- **What you have to do**: Keep the wording of every entry intact in your copy, and omit the pictures.
···
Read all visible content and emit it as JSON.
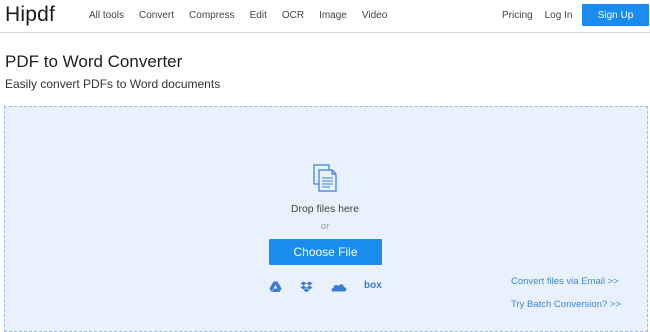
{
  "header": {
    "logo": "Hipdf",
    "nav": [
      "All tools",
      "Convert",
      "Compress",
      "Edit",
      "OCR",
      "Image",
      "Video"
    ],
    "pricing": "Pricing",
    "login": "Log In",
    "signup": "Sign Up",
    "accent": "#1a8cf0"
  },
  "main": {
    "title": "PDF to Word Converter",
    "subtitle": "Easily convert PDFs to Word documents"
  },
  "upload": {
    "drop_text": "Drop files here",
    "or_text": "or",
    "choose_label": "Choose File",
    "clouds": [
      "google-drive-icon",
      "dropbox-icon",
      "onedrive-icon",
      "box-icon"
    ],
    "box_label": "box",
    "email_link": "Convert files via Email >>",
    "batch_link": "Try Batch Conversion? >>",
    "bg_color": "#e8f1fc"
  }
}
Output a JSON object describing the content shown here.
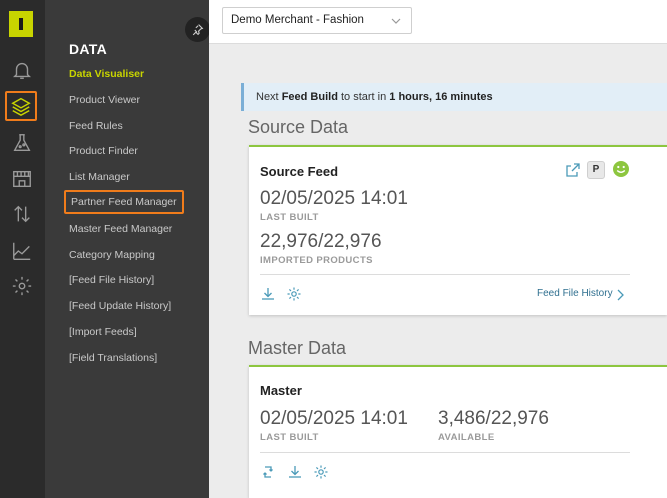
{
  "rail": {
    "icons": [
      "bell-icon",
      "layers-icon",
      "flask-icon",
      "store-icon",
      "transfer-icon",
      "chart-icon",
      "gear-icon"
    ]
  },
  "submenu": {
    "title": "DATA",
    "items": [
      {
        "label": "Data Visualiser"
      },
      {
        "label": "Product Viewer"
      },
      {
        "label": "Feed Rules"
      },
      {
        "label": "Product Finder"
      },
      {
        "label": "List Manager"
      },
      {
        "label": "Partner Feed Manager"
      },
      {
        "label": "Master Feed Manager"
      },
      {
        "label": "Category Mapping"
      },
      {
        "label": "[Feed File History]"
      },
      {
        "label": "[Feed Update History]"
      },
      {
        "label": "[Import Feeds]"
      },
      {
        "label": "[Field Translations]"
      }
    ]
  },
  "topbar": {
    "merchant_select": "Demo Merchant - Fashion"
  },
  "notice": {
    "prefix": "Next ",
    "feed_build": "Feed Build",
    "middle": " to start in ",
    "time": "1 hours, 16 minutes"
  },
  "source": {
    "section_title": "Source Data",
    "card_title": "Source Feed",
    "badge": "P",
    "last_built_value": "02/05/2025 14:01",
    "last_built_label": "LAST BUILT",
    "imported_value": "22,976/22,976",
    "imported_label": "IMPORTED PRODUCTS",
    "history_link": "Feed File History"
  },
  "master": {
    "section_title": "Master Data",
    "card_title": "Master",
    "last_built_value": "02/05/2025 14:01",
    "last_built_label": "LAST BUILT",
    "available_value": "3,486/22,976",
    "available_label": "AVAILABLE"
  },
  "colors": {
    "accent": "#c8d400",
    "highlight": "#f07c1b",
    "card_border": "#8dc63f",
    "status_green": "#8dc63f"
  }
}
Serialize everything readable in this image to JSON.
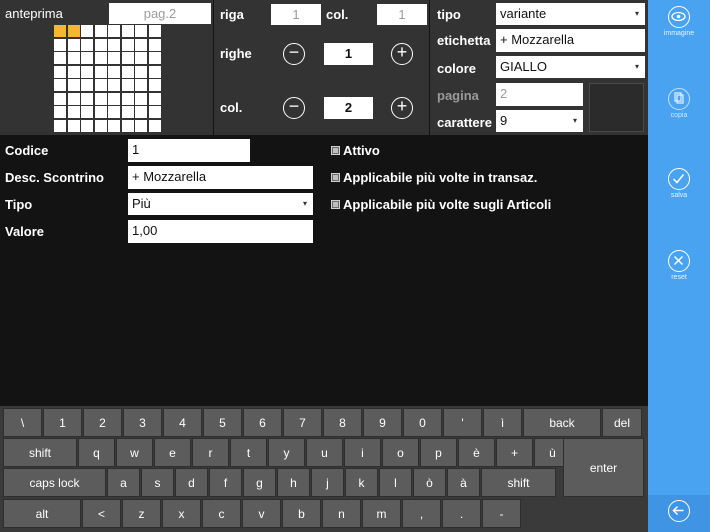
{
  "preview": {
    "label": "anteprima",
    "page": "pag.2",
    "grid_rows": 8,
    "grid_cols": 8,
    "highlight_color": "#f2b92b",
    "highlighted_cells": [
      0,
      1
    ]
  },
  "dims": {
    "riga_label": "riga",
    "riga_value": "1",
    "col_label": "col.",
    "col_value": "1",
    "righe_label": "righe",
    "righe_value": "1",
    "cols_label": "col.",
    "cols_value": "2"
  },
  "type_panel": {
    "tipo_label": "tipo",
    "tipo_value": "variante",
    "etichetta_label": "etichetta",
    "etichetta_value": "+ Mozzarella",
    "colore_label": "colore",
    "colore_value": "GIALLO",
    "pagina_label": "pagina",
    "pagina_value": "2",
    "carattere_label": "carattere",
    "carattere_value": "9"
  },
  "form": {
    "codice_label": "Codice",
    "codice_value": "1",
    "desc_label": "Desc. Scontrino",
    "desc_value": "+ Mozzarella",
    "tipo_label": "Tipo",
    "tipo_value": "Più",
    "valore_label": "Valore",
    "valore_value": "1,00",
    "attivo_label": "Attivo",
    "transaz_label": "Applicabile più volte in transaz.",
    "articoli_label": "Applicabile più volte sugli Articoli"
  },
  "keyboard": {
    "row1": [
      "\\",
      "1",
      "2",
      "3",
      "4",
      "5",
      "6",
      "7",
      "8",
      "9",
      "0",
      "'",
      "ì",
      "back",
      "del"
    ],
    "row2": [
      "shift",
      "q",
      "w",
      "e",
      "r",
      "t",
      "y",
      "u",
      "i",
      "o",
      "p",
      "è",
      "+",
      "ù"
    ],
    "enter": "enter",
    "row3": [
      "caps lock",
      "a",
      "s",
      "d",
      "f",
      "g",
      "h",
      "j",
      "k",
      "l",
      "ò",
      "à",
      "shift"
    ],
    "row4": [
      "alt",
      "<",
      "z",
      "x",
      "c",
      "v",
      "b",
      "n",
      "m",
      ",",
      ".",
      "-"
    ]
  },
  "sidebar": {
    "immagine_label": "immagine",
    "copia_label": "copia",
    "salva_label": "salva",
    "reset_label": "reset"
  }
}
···
- **Result below**:
Read all visible content and emit it as JSON.
{
  "header": {
    "logo": "Hipdf",
    "nav": [
      "All tools",
      "Convert",
      "Compress",
      "Edit",
      "OCR",
      "Image",
      "Video"
    ],
    "pricing": "Pricing",
    "login": "Log In",
    "signup": "Sign Up",
    "accent": "#1a8cf0"
  },
  "main": {
    "title": "PDF to Word Converter",
    "subtitle": "Easily convert PDFs to Word documents"
  },
  "upload": {
    "drop_text": "Drop files here",
    "or_text": "or",
    "choose_label": "Choose File",
    "clouds": [
      "google-drive-icon",
      "dropbox-icon",
      "onedrive-icon",
      "box-icon"
    ],
    "box_label": "box",
    "email_link": "Convert files via Email >>",
    "batch_link": "Try Batch Conversion? >>",
    "bg_color": "#e8f1fc"
  }
}
Output a JSON object describing the content shown here.
{
  "rail": {
    "icons": [
      "bell-icon",
      "layers-icon",
      "flask-icon",
      "store-icon",
      "transfer-icon",
      "chart-icon",
      "gear-icon"
    ]
  },
  "submenu": {
    "title": "DATA",
    "items": [
      {
        "label": "Data Visualiser"
      },
      {
        "label": "Product Viewer"
      },
      {
        "label": "Feed Rules"
      },
      {
        "label": "Product Finder"
      },
      {
        "label": "List Manager"
      },
      {
        "label": "Partner Feed Manager"
      },
      {
        "label": "Master Feed Manager"
      },
      {
        "label": "Category Mapping"
      },
      {
        "label": "[Feed File History]"
      },
      {
        "label": "[Feed Update History]"
      },
      {
        "label": "[Import Feeds]"
      },
      {
        "label": "[Field Translations]"
      }
    ]
  },
  "topbar": {
    "merchant_select": "Demo Merchant - Fashion"
  },
  "notice": {
    "prefix": "Next ",
    "feed_build": "Feed Build",
    "middle": " to start in ",
    "time": "1 hours, 16 minutes"
  },
  "source": {
    "section_title": "Source Data",
    "card_title": "Source Feed",
    "badge": "P",
    "last_built_value": "02/05/2025 14:01",
    "last_built_label": "LAST BUILT",
    "imported_value": "22,976/22,976",
    "imported_label": "IMPORTED PRODUCTS",
    "history_link": "Feed File History"
  },
  "master": {
    "section_title": "Master Data",
    "card_title": "Master",
    "last_built_value": "02/05/2025 14:01",
    "last_built_label": "LAST BUILT",
    "available_value": "3,486/22,976",
    "available_label": "AVAILABLE"
  },
  "colors": {
    "accent": "#c8d400",
    "highlight": "#f07c1b",
    "card_border": "#8dc63f",
    "status_green": "#8dc63f"
  }
}
Serialize everything readable in this image to JSON.
{
  "preview": {
    "label": "anteprima",
    "page": "pag.2",
    "grid_rows": 8,
    "grid_cols": 8,
    "highlight_color": "#f2b92b",
    "highlighted_cells": [
      0,
      1
    ]
  },
  "dims": {
    "riga_label": "riga",
    "riga_value": "1",
    "col_label": "col.",
    "col_value": "1",
    "righe_label": "righe",
    "righe_value": "1",
    "cols_label": "col.",
    "cols_value": "2"
  },
  "type_panel": {
    "tipo_label": "tipo",
    "tipo_value": "variante",
    "etichetta_label": "etichetta",
    "etichetta_value": "+ Mozzarella",
    "colore_label": "colore",
    "colore_value": "GIALLO",
    "pagina_label": "pagina",
    "pagina_value": "2",
    "carattere_label": "carattere",
    "carattere_value": "9"
  },
  "form": {
    "codice_label": "Codice",
    "codice_value": "1",
    "desc_label": "Desc. Scontrino",
    "desc_value": "+ Mozzarella",
    "tipo_label": "Tipo",
    "tipo_value": "Più",
    "valore_label": "Valore",
    "valore_value": "1,00",
    "attivo_label": "Attivo",
    "transaz_label": "Applicabile più volte in transaz.",
    "articoli_label": "Applicabile più volte sugli Articoli"
  },
  "keyboard": {
    "row1": [
      "\\",
      "1",
      "2",
      "3",
      "4",
      "5",
      "6",
      "7",
      "8",
      "9",
      "0",
      "'",
      "ì",
      "back",
      "del"
    ],
    "row2": [
      "shift",
      "q",
      "w",
      "e",
      "r",
      "t",
      "y",
      "u",
      "i",
      "o",
      "p",
      "è",
      "+",
      "ù"
    ],
    "enter": "enter",
    "row3": [
      "caps lock",
      "a",
      "s",
      "d",
      "f",
      "g",
      "h",
      "j",
      "k",
      "l",
      "ò",
      "à",
      "shift"
    ],
    "row4": [
      "alt",
      "<",
      "z",
      "x",
      "c",
      "v",
      "b",
      "n",
      "m",
      ",",
      ".",
      "-"
    ]
  },
  "sidebar": {
    "immagine_label": "immagine",
    "copia_label": "copia",
    "salva_label": "salva",
    "reset_label": "reset"
  }
}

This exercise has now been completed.